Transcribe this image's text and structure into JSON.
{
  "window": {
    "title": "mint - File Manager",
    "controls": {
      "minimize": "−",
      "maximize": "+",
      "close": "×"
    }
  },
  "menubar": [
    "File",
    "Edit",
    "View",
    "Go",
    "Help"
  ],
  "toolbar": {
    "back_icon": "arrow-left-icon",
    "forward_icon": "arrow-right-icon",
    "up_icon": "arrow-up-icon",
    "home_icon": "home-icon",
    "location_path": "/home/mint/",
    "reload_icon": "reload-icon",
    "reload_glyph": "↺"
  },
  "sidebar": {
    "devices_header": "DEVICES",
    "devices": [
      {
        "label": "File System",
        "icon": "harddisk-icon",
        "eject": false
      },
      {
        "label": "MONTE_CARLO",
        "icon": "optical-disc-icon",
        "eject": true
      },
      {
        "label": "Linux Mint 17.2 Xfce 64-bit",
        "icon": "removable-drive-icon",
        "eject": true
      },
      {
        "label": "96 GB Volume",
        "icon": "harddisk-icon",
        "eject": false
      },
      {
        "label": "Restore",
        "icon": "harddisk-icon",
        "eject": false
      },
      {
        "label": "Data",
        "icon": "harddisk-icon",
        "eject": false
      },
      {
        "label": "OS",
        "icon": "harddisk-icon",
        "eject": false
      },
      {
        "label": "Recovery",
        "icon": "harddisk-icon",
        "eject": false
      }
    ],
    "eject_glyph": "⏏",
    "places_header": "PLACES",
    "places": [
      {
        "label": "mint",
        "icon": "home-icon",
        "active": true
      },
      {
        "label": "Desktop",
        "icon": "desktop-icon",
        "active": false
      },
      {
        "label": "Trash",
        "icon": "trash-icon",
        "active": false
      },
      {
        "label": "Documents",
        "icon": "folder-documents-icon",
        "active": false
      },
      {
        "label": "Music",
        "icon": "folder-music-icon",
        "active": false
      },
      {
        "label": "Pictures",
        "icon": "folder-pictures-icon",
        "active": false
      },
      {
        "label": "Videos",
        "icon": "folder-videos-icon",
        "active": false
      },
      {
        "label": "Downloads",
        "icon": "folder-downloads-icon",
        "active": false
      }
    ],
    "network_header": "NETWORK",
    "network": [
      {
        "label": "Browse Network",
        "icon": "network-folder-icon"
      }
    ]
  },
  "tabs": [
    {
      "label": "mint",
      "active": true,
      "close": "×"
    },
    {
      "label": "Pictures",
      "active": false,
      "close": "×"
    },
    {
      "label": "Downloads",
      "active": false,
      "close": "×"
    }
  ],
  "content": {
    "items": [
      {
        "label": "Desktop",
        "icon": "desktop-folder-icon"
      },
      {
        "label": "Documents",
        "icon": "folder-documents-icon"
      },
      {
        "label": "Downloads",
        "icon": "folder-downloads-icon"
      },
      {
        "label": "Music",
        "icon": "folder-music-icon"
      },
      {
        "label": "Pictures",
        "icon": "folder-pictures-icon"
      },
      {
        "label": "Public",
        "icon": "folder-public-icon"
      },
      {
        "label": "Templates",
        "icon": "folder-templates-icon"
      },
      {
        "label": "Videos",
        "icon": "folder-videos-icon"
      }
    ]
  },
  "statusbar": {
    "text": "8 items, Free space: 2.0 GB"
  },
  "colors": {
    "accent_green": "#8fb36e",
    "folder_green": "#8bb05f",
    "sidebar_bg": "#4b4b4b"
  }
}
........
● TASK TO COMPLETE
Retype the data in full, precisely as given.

● SOLUTION FOR THIS PROBLEM
Transcribe this image's text and structure into JSON.
{
  "window": {
    "title": "mint - File Manager",
    "controls": {
      "minimize": "−",
      "maximize": "+",
      "close": "×"
    }
  },
  "menubar": [
    "File",
    "Edit",
    "View",
    "Go",
    "Help"
  ],
  "toolbar": {
    "back_icon": "arrow-left-icon",
    "forward_icon": "arrow-right-icon",
    "up_icon": "arrow-up-icon",
    "home_icon": "home-icon",
    "location_path": "/home/mint/",
    "reload_icon": "reload-icon",
    "reload_glyph": "↺"
  },
  "sidebar": {
    "devices_header": "DEVICES",
    "devices": [
      {
        "label": "File System",
        "icon": "harddisk-icon",
        "eject": false
      },
      {
        "label": "MONTE_CARLO",
        "icon": "optical-disc-icon",
        "eject": true
      },
      {
        "label": "Linux Mint 17.2 Xfce 64-bit",
        "icon": "removable-drive-icon",
        "eject": true
      },
      {
        "label": "96 GB Volume",
        "icon": "harddisk-icon",
        "eject": false
      },
      {
        "label": "Restore",
        "icon": "harddisk-icon",
        "eject": false
      },
      {
        "label": "Data",
        "icon": "harddisk-icon",
        "eject": false
      },
      {
        "label": "OS",
        "icon": "harddisk-icon",
        "eject": false
      },
      {
        "label": "Recovery",
        "icon": "harddisk-icon",
        "eject": false
      }
    ],
    "eject_glyph": "⏏",
    "places_header": "PLACES",
    "places": [
      {
        "label": "mint",
        "icon": "home-icon",
        "active": true
      },
      {
        "label": "Desktop",
        "icon": "desktop-icon",
        "active": false
      },
      {
        "label": "Trash",
        "icon": "trash-icon",
        "active": false
      },
      {
        "label": "Documents",
        "icon": "folder-documents-icon",
        "active": false
      },
      {
        "label": "Music",
        "icon": "folder-music-icon",
        "active": false
      },
      {
        "label": "Pictures",
        "icon": "folder-pictures-icon",
        "active": false
      },
      {
        "label": "Videos",
        "icon": "folder-videos-icon",
        "active": false
      },
      {
        "label": "Downloads",
        "icon": "folder-downloads-icon",
        "active": false
      }
    ],
    "network_header": "NETWORK",
    "network": [
      {
        "label": "Browse Network",
        "icon": "network-folder-icon"
      }
    ]
  },
  "tabs": [
    {
      "label": "mint",
      "active": true,
      "close": "×"
    },
    {
      "label": "Pictures",
      "active": false,
      "close": "×"
    },
    {
      "label": "Downloads",
      "active": false,
      "close": "×"
    }
  ],
  "content": {
    "items": [
      {
        "label": "Desktop",
        "icon": "desktop-folder-icon"
      },
      {
        "label": "Documents",
        "icon": "folder-documents-icon"
      },
      {
        "label": "Downloads",
        "icon": "folder-downloads-icon"
      },
      {
        "label": "Music",
        "icon": "folder-music-icon"
      },
      {
        "label": "Pictures",
        "icon": "folder-pictures-icon"
      },
      {
        "label": "Public",
        "icon": "folder-public-icon"
      },
      {
        "label": "Templates",
        "icon": "folder-templates-icon"
      },
      {
        "label": "Videos",
        "icon": "folder-videos-icon"
      }
    ]
  },
  "statusbar": {
    "text": "8 items, Free space: 2.0 GB"
  },
  "colors": {
    "accent_green": "#8fb36e",
    "folder_green": "#8bb05f",
    "sidebar_bg": "#4b4b4b"
  }
}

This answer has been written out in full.